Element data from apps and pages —
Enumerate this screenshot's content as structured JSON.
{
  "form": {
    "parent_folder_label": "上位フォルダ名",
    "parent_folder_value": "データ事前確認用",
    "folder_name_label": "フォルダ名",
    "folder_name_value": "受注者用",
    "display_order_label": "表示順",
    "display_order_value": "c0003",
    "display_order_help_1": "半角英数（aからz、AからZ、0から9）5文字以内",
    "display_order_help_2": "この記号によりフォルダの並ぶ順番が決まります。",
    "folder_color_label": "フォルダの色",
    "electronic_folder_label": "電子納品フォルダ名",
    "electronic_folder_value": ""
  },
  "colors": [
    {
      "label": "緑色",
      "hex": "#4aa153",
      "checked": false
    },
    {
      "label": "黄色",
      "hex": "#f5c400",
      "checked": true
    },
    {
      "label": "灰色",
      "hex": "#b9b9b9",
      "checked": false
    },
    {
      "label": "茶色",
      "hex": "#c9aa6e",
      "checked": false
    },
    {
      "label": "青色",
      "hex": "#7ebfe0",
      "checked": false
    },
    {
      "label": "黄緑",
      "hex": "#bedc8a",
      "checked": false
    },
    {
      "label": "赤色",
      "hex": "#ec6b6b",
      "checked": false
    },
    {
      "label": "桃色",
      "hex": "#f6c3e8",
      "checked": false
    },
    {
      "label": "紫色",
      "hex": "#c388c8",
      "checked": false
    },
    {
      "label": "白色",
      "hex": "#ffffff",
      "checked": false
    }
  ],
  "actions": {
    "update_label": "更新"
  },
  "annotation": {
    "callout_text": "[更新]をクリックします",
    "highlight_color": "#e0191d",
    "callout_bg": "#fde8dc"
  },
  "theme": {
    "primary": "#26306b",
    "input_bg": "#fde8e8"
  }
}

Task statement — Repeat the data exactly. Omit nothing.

Solved exercise —
Enumerate this screenshot's content as structured JSON.
{
  "form": {
    "parent_folder_label": "上位フォルダ名",
    "parent_folder_value": "データ事前確認用",
    "folder_name_label": "フォルダ名",
    "folder_name_value": "受注者用",
    "display_order_label": "表示順",
    "display_order_value": "c0003",
    "display_order_help_1": "半角英数（aからz、AからZ、0から9）5文字以内",
    "display_order_help_2": "この記号によりフォルダの並ぶ順番が決まります。",
    "folder_color_label": "フォルダの色",
    "electronic_folder_label": "電子納品フォルダ名",
    "electronic_folder_value": ""
  },
  "colors": [
    {
      "label": "緑色",
      "hex": "#4aa153",
      "checked": false
    },
    {
      "label": "黄色",
      "hex": "#f5c400",
      "checked": true
    },
    {
      "label": "灰色",
      "hex": "#b9b9b9",
      "checked": false
    },
    {
      "label": "茶色",
      "hex": "#c9aa6e",
      "checked": false
    },
    {
      "label": "青色",
      "hex": "#7ebfe0",
      "checked": false
    },
    {
      "label": "黄緑",
      "hex": "#bedc8a",
      "checked": false
    },
    {
      "label": "赤色",
      "hex": "#ec6b6b",
      "checked": false
    },
    {
      "label": "桃色",
      "hex": "#f6c3e8",
      "checked": false
    },
    {
      "label": "紫色",
      "hex": "#c388c8",
      "checked": false
    },
    {
      "label": "白色",
      "hex": "#ffffff",
      "checked": false
    }
  ],
  "actions": {
    "update_label": "更新"
  },
  "annotation": {
    "callout_text": "[更新]をクリックします",
    "highlight_color": "#e0191d",
    "callout_bg": "#fde8dc"
  },
  "theme": {
    "primary": "#26306b",
    "input_bg": "#fde8e8"
  }
}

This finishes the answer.